Text by: Sandra Bardin

Chanel Lion Courtesy of Chanel

LE LION DE CHANEL
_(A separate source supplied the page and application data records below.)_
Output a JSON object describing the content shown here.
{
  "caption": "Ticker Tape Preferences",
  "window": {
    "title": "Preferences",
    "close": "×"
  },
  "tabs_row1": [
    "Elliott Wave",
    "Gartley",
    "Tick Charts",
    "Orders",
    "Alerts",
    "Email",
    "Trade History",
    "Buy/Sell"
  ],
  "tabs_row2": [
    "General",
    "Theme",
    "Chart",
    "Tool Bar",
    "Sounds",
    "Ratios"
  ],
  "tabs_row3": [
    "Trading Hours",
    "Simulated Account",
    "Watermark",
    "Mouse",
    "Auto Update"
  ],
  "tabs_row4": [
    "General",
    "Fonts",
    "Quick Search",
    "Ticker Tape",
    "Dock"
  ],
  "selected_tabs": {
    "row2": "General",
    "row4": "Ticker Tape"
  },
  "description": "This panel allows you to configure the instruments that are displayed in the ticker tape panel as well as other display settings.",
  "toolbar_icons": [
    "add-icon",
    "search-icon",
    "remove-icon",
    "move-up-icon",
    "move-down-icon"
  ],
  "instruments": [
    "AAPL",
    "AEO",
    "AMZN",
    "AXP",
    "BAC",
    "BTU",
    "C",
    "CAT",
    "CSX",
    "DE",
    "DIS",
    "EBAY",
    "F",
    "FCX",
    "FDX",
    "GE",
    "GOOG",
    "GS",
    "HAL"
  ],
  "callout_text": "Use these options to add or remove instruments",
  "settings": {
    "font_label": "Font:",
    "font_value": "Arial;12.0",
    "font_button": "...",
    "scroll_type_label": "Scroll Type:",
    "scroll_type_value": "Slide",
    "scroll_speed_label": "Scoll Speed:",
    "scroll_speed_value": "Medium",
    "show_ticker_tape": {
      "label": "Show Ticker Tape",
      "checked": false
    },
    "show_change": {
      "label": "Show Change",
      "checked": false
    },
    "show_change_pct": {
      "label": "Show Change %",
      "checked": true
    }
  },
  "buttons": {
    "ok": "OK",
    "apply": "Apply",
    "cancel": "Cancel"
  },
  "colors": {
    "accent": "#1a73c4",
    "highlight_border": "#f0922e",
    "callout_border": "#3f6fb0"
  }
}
Present in heraldry, sacred iconography and various logos, the image of the lion has always been a symbol of majestic power. Its opulent mane, its jaws wide open in a roar, communicate braveheart qualities: pride, challenge, and courage. For a personality of indomitable temperament like Gabrielle Chanel, born on 19 August 1883 in the sign of Leo, the fifth of the Zodiac – and 5 is her lucky number – it was inevitable that the king of the savannah would become her totem animal. Chanel was struck by this animal during a holiday in Venice: along with the Byzantine splendors, precious mosaics, and glittering gold decorations in the fairy-tale Serenissima, which were to have such an influence on her passion for jewellery and bijoux, the sculptural presence of the Lion of St. Mark entered Mademoiselle’s style forever. An emblem, but also a protective talisman: lion shapes recurred in the art objects that filled her refined flat in Rue Cambon, Paris, and then resurfaced in fashion creations as ornaments: engraved buttons on suits, a coat of arms on the fastenings of bags, prints on magnificent carrés. In time, they became an iconic motif in Chanel’s Haute Joaillerie. 

All that was missing was the perfume: and now here it is in the brand’s Olympus, completing the Les Exclusifs de Chanel collection, a series of Eaux de Parfum with rare and precious components, true “quintessences” of the Maison’s style. To create Le Lion de Chanel, nose Olivier Polge has chosen the powerful sensuality of oriental fragrances: at the heart of the bouquet, a resin with animal notes, specially developed to orchestrate the composition in a concert of ambery, velvety scents, with touches of vanilla and sandalwood that soften any sauvage aftertaste in an aura of radiant elegance.